A second bar contains the service spaces of the house, while a third, which flies out over the terrace, contains the guest suite and creates a covered “porch” below. A favorite Breuer house inspired the stone wall penetrating the house and the view-framing openings in the concrete walls. The exterior walls of the house were composed entirely as rectangles, in three different colors and textures: the windows, red painted panels, and slate roofing tiles (mounted sideways).
The house has triple glazed windows, super insulated walls and ceilings, and geothermal heating and cooling. It received the Energy Star program’s highest rating. The building was located close to the eastern border of the property in order not to spoil the beautiful meadow that slopes down to Lenox Mountain Road. In addition, the house is largely dark gray on the exterior so that when seen from a distance it will blend in with its surroundings.
Photos: Michael Lavin Flower
This stunning house in Aspen, Colorado has been designed by the esteemed architecture firm Studio B Architects. The steeply confined site possessed challenges with excavation, topography, drainage, restrictive easements and was required to address strict subdivision design covenants. Contours of the site defied the street grid and the house sits parallel to them and stands in contrast to its neighbors. The clients dwell between Miami and Aspen and are avid collectors of videography and photography. They requested a solution that could exhibit their expanding and revolving collection. The resulting architecture is calculated and sober in its detailing and resolution in plan is honest and simple.

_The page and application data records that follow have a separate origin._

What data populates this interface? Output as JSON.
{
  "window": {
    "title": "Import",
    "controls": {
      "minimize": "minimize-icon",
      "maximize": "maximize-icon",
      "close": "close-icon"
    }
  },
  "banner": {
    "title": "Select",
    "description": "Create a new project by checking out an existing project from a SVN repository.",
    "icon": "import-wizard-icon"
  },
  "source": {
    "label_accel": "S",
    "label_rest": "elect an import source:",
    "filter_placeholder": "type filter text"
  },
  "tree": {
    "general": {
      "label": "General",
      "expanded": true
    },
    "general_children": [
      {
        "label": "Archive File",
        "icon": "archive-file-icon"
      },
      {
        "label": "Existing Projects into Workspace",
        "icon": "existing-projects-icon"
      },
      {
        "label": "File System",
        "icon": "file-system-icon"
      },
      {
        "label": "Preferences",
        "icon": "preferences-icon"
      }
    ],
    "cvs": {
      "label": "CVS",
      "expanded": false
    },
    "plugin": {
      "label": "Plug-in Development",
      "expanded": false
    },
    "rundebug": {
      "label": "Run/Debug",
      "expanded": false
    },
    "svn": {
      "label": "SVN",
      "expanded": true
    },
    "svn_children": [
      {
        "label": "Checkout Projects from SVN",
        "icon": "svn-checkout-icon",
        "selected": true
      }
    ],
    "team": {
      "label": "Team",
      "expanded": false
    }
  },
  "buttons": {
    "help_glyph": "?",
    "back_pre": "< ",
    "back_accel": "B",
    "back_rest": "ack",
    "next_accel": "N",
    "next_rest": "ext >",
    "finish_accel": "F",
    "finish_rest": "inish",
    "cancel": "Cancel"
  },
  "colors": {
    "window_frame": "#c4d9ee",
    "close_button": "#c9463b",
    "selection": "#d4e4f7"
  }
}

The exterior is composed of interlocking zinc panels, formed concrete, aluminum windows and doors with tempered glass railings that will age gracefully without maintenance. The lower level enjoys a high ceiling which houses a formal gallery, large wine cellar and provides two guest suites with an attached massage room. The entry level offers the clientÃ¢â‚¬â„¢s office, guest bedroom, laundry/mudroom, double-height entry and garage. The upper social level is filled with light and opens to a viewing balcony and private garden with access to a roof terrace via a cantilevered steel stair.